(Record set)

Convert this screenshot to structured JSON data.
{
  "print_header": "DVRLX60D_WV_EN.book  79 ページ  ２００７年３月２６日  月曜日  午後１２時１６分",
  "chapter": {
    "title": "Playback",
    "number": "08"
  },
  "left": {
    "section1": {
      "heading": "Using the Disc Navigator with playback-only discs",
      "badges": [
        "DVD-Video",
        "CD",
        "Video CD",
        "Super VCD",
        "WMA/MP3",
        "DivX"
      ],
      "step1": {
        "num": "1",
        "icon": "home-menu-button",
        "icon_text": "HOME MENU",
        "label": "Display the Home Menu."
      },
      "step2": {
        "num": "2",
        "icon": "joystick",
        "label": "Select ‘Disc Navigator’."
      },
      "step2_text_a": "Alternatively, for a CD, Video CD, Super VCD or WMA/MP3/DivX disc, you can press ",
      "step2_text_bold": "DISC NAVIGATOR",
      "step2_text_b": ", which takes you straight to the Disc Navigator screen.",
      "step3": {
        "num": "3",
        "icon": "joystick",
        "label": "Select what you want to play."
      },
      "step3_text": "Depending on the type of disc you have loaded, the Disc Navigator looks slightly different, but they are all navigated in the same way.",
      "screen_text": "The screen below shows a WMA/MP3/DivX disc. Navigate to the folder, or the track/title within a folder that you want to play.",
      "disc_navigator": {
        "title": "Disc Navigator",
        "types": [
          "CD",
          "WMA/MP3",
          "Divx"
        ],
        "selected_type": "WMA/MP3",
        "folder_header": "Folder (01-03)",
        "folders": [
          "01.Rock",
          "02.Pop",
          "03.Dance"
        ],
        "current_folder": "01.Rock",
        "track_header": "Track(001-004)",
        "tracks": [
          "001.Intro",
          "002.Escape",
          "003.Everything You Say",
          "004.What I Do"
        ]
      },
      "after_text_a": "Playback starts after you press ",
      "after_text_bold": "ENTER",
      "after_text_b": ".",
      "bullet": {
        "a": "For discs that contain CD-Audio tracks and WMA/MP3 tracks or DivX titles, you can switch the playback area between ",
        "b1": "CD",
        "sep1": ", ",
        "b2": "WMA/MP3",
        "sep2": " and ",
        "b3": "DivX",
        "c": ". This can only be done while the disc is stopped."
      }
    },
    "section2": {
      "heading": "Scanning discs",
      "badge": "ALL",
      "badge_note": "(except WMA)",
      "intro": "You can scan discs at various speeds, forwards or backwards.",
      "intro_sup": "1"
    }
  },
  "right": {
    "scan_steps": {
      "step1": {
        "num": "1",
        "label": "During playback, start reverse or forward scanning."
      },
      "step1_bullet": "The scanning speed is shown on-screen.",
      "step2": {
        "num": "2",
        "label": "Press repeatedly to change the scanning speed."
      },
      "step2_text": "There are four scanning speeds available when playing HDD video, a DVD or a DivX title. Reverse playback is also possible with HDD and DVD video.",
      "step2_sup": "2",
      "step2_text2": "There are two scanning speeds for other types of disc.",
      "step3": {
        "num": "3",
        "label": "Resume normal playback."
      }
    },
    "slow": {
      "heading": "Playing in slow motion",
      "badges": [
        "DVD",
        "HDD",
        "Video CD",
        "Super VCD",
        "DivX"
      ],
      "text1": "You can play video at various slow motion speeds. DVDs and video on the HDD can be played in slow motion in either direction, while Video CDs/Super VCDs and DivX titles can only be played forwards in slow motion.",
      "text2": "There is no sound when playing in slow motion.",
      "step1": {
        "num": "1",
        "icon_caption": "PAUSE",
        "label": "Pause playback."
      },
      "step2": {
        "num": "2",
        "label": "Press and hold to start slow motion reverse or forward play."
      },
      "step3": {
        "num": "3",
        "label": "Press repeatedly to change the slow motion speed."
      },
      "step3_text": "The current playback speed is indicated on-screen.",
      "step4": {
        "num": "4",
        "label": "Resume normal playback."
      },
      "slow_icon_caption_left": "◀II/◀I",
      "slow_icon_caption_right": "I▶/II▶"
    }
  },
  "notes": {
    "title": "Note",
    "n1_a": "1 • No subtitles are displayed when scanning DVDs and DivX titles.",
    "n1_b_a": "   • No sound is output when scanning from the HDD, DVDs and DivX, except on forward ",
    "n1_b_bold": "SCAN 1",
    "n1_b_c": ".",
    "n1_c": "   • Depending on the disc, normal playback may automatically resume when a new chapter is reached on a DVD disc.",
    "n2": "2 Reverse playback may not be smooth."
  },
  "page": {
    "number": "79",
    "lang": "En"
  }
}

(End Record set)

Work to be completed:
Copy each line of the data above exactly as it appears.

Exercise answer:
Convert this screenshot to structured JSON data.
{
  "print_header": "DVRLX60D_WV_EN.book  79 ページ  ２００７年３月２６日  月曜日  午後１２時１６分",
  "chapter": {
    "title": "Playback",
    "number": "08"
  },
  "left": {
    "section1": {
      "heading": "Using the Disc Navigator with playback-only discs",
      "badges": [
        "DVD-Video",
        "CD",
        "Video CD",
        "Super VCD",
        "WMA/MP3",
        "DivX"
      ],
      "step1": {
        "num": "1",
        "icon": "home-menu-button",
        "icon_text": "HOME MENU",
        "label": "Display the Home Menu."
      },
      "step2": {
        "num": "2",
        "icon": "joystick",
        "label": "Select ‘Disc Navigator’."
      },
      "step2_text_a": "Alternatively, for a CD, Video CD, Super VCD or WMA/MP3/DivX disc, you can press ",
      "step2_text_bold": "DISC NAVIGATOR",
      "step2_text_b": ", which takes you straight to the Disc Navigator screen.",
      "step3": {
        "num": "3",
        "icon": "joystick",
        "label": "Select what you want to play."
      },
      "step3_text": "Depending on the type of disc you have loaded, the Disc Navigator looks slightly different, but they are all navigated in the same way.",
      "screen_text": "The screen below shows a WMA/MP3/DivX disc. Navigate to the folder, or the track/title within a folder that you want to play.",
      "disc_navigator": {
        "title": "Disc Navigator",
        "types": [
          "CD",
          "WMA/MP3",
          "Divx"
        ],
        "selected_type": "WMA/MP3",
        "folder_header": "Folder (01-03)",
        "folders": [
          "01.Rock",
          "02.Pop",
          "03.Dance"
        ],
        "current_folder": "01.Rock",
        "track_header": "Track(001-004)",
        "tracks": [
          "001.Intro",
          "002.Escape",
          "003.Everything You Say",
          "004.What I Do"
        ]
      },
      "after_text_a": "Playback starts after you press ",
      "after_text_bold": "ENTER",
      "after_text_b": ".",
      "bullet": {
        "a": "For discs that contain CD-Audio tracks and WMA/MP3 tracks or DivX titles, you can switch the playback area between ",
        "b1": "CD",
        "sep1": ", ",
        "b2": "WMA/MP3",
        "sep2": " and ",
        "b3": "DivX",
        "c": ". This can only be done while the disc is stopped."
      }
    },
    "section2": {
      "heading": "Scanning discs",
      "badge": "ALL",
      "badge_note": "(except WMA)",
      "intro": "You can scan discs at various speeds, forwards or backwards.",
      "intro_sup": "1"
    }
  },
  "right": {
    "scan_steps": {
      "step1": {
        "num": "1",
        "label": "During playback, start reverse or forward scanning."
      },
      "step1_bullet": "The scanning speed is shown on-screen.",
      "step2": {
        "num": "2",
        "label": "Press repeatedly to change the scanning speed."
      },
      "step2_text": "There are four scanning speeds available when playing HDD video, a DVD or a DivX title. Reverse playback is also possible with HDD and DVD video.",
      "step2_sup": "2",
      "step2_text2": "There are two scanning speeds for other types of disc.",
      "step3": {
        "num": "3",
        "label": "Resume normal playback."
      }
    },
    "slow": {
      "heading": "Playing in slow motion",
      "badges": [
        "DVD",
        "HDD",
        "Video CD",
        "Super VCD",
        "DivX"
      ],
      "text1": "You can play video at various slow motion speeds. DVDs and video on the HDD can be played in slow motion in either direction, while Video CDs/Super VCDs and DivX titles can only be played forwards in slow motion.",
      "text2": "There is no sound when playing in slow motion.",
      "step1": {
        "num": "1",
        "icon_caption": "PAUSE",
        "label": "Pause playback."
      },
      "step2": {
        "num": "2",
        "label": "Press and hold to start slow motion reverse or forward play."
      },
      "step3": {
        "num": "3",
        "label": "Press repeatedly to change the slow motion speed."
      },
      "step3_text": "The current playback speed is indicated on-screen.",
      "step4": {
        "num": "4",
        "label": "Resume normal playback."
      },
      "slow_icon_caption_left": "◀II/◀I",
      "slow_icon_caption_right": "I▶/II▶"
    }
  },
  "notes": {
    "title": "Note",
    "n1_a": "1 • No subtitles are displayed when scanning DVDs and DivX titles.",
    "n1_b_a": "   • No sound is output when scanning from the HDD, DVDs and DivX, except on forward ",
    "n1_b_bold": "SCAN 1",
    "n1_b_c": ".",
    "n1_c": "   • Depending on the disc, normal playback may automatically resume when a new chapter is reached on a DVD disc.",
    "n2": "2 Reverse playback may not be smooth."
  },
  "page": {
    "number": "79",
    "lang": "En"
  }
}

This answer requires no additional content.